Halloween is a fun holiday and should consist of some candy and treat consumption but it’s important to monitor this. Nutrition experts (and dentists) cringe every time October 31 rolls around, but this year parents can not only do their part in giving out healthier treats, but they can also be sure to monitor what their children are eating, too.
We all know that too much sugar is bad for anyone, but do we know what effects too much sugar can have on our children? Nutrition experts offer the following points:
Children that consume too much sugar and too many carbs can suffer from hypoglycemia causing fatigue, poor concentration, mood swings and frequent illness.
Too many “empty calories” can mean that children aren’t getting the nutrients they need on a daily basis.
A new diabetic is diagnosed every 8 minutes, a threefold increase in the past 5 to 6 years when a new diabetic was diagnosed every 23 minutes.
Recent research has shown that more than 20% of school-aged children are obese and more than 50% are overweight.
Too much sugar can cause chronically elevated blood insulin levels triggering inflammatory problems and elevated cholesterol.
Now don’t get us wrong, this Halloween doesn’t have to be all “doom and gloom” when it comes to having a few treats. Parents need to be very careful in monitoring what their child puts into their mouth and how often they are turning to sugary items.
Ration the sugary products over a longer period of time and incorporate them with a protein snack. Having a protein, especially before the sugar snack, will slow and reduce the rate and quantity of insulin secreted by the pancreas, thereby reducing many of the risks stated above.
According to MSNBC.com you can also try some more healthy Halloween treat alternatives that still have great taste without all the sugar and fat. You can make your own healthful Halloween treats and contribute to a healthier Halloween for all of the little goblins in your neighborhood without sacrificing taste or fun.
Start by replacing up to half of the butter, margarine or shortening with heart healthy oils, such as canola or olive oil. Be careful though, cookies that use oil instead of butter often end up crispier and run the risk of drying out sooner so make sure to store them in airtight containers.
Try a fruit puree like applesauce, pear butter, prune filling or canned pumpkin. Using fruit puree in place of fat will produce cookies that are cakier and chewier.
You can also reduce fat in cookies by using nonfat yogurt or buttermilk instead of more traditional ingredients.

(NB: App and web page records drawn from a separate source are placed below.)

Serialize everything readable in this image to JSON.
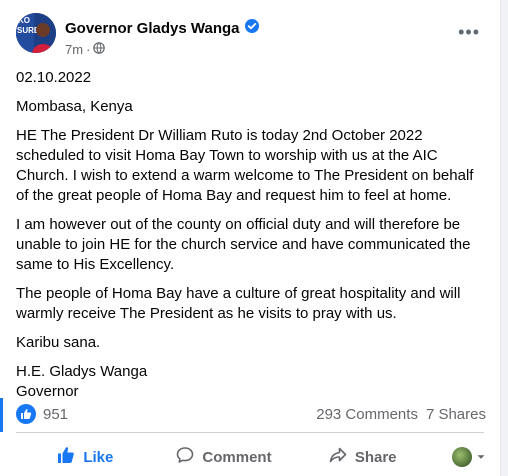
{
  "post": {
    "author": "Governor Gladys Wanga",
    "time": "7m",
    "avatar_badge": "SURE!",
    "avatar_badge_top": "KO",
    "date_line": "02.10.2022",
    "location": "Mombasa, Kenya",
    "paragraphs": [
      "HE The President Dr William Ruto is today 2nd October 2022 scheduled to visit Homa Bay Town to worship with us at the AIC Church. I wish to extend a warm welcome to The President on behalf of the great people of Homa Bay and request him to feel at home.",
      "I am however out of the county on official duty and will therefore be unable to join HE for the church service and have communicated the same to His Excellency.",
      "The people of Homa Bay have a culture of great hospitality and will warmly receive The President as he visits to pray with us.",
      "Karibu sana."
    ],
    "signature_name": "H.E. Gladys Wanga",
    "signature_title": "Governor"
  },
  "stats": {
    "likes": "951",
    "comments": "293 Comments",
    "shares": "7 Shares"
  },
  "actions": {
    "like": "Like",
    "comment": "Comment",
    "share": "Share"
  },
  "colors": {
    "accent": "#1877f2",
    "muted": "#65676b"
  }
}
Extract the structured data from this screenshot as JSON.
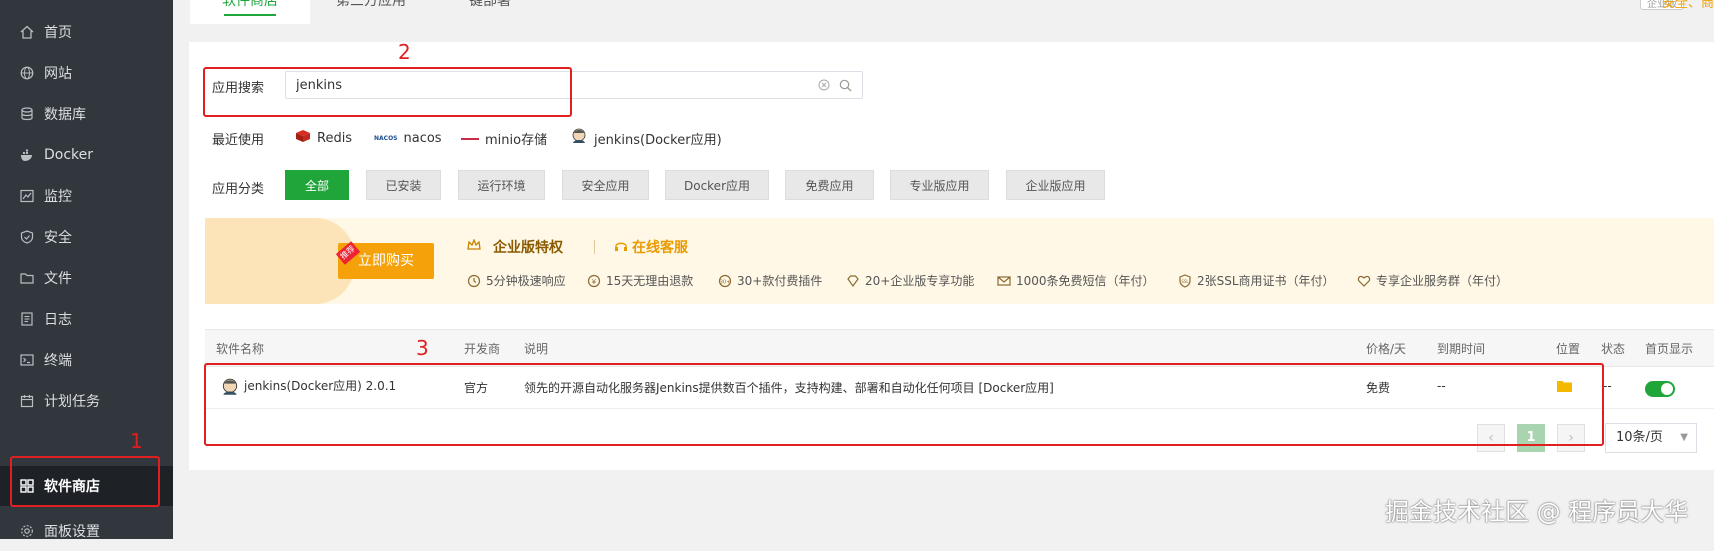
{
  "sidebar": {
    "items": [
      {
        "label": "首页",
        "icon": "home-icon"
      },
      {
        "label": "网站",
        "icon": "globe-icon"
      },
      {
        "label": "数据库",
        "icon": "database-icon"
      },
      {
        "label": "Docker",
        "icon": "docker-icon"
      },
      {
        "label": "监控",
        "icon": "monitor-icon"
      },
      {
        "label": "安全",
        "icon": "shield-icon"
      },
      {
        "label": "文件",
        "icon": "folder-icon"
      },
      {
        "label": "日志",
        "icon": "log-icon"
      },
      {
        "label": "终端",
        "icon": "terminal-icon"
      },
      {
        "label": "计划任务",
        "icon": "calendar-icon"
      },
      {
        "label": "软件商店",
        "icon": "grid-icon",
        "active": true
      },
      {
        "label": "面板设置",
        "icon": "gear-icon"
      }
    ]
  },
  "top_tabs": [
    {
      "label": "软件商店",
      "active": true
    },
    {
      "label": "第三方应用"
    },
    {
      "label": "一键部署"
    }
  ],
  "top_right": {
    "badge": "企业版",
    "text": "安全、商"
  },
  "search": {
    "label": "应用搜索",
    "value": "jenkins"
  },
  "recent": {
    "label": "最近使用",
    "items": [
      "Redis",
      "nacos",
      "minio存储",
      "jenkins(Docker应用)"
    ]
  },
  "categories": {
    "label": "应用分类",
    "items": [
      "全部",
      "已安装",
      "运行环境",
      "安全应用",
      "Docker应用",
      "免费应用",
      "专业版应用",
      "企业版应用"
    ]
  },
  "promo": {
    "buy_label": "立即购买",
    "hot_tag": "推荐",
    "title": "企业版特权",
    "service": "在线客服",
    "features": [
      "5分钟极速响应",
      "15天无理由退款",
      "30+款付费插件",
      "20+企业版专享功能",
      "1000条免费短信（年付）",
      "2张SSL商用证书（年付）",
      "专享企业服务群（年付）"
    ]
  },
  "table": {
    "headers": [
      "软件名称",
      "开发商",
      "说明",
      "价格/天",
      "到期时间",
      "位置",
      "状态",
      "首页显示"
    ],
    "rows": [
      {
        "name": "jenkins(Docker应用) 2.0.1",
        "developer": "官方",
        "description": "领先的开源自动化服务器Jenkins提供数百个插件，支持构建、部署和自动化任何项目 [Docker应用]",
        "price": "免费",
        "expire": "--",
        "status": "--",
        "home_display": true
      }
    ]
  },
  "pagination": {
    "current": "1",
    "page_size": "10条/页",
    "prev": "‹",
    "next": "›"
  },
  "annotations": {
    "n1": "1",
    "n2": "2",
    "n3": "3"
  },
  "watermark": "掘金技术社区 @ 程序员大华",
  "colors": {
    "accent": "#20a53a",
    "annotation": "#e02020",
    "sidebar_bg": "#31373d"
  }
}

This helps maintain moisture without the fat content. Try using 1 to 4 tablespoons of any of these ingredients to replace up to 4 tablespoons of butter.
Here is to a Healthy and Happy Halloween!